## Work to complete
Everything in the records except the pictures should come back exactly as written.

BEGIN

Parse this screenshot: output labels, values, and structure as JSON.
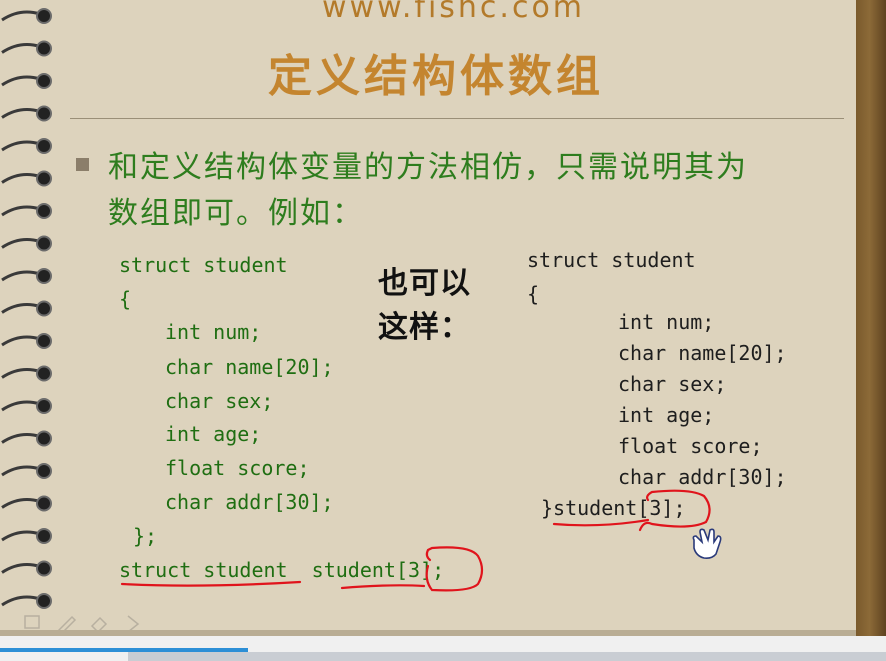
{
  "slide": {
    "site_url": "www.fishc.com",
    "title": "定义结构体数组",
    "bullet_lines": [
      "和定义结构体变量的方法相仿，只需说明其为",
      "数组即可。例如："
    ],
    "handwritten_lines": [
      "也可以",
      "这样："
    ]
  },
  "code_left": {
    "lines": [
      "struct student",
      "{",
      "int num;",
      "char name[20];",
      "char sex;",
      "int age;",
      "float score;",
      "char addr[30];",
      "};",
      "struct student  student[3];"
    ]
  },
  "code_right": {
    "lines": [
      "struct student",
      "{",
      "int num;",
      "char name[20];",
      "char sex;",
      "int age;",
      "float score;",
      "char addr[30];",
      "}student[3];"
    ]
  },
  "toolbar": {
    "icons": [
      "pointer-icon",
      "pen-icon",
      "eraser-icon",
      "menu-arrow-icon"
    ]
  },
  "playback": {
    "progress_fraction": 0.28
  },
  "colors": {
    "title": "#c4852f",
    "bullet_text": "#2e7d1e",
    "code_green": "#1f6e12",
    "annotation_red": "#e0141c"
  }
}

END

## Task result
Parse this screenshot: output labels, values, and structure as JSON.
{
  "slide": {
    "site_url": "www.fishc.com",
    "title": "定义结构体数组",
    "bullet_lines": [
      "和定义结构体变量的方法相仿，只需说明其为",
      "数组即可。例如："
    ],
    "handwritten_lines": [
      "也可以",
      "这样："
    ]
  },
  "code_left": {
    "lines": [
      "struct student",
      "{",
      "int num;",
      "char name[20];",
      "char sex;",
      "int age;",
      "float score;",
      "char addr[30];",
      "};",
      "struct student  student[3];"
    ]
  },
  "code_right": {
    "lines": [
      "struct student",
      "{",
      "int num;",
      "char name[20];",
      "char sex;",
      "int age;",
      "float score;",
      "char addr[30];",
      "}student[3];"
    ]
  },
  "toolbar": {
    "icons": [
      "pointer-icon",
      "pen-icon",
      "eraser-icon",
      "menu-arrow-icon"
    ]
  },
  "playback": {
    "progress_fraction": 0.28
  },
  "colors": {
    "title": "#c4852f",
    "bullet_text": "#2e7d1e",
    "code_green": "#1f6e12",
    "annotation_red": "#e0141c"
  }
}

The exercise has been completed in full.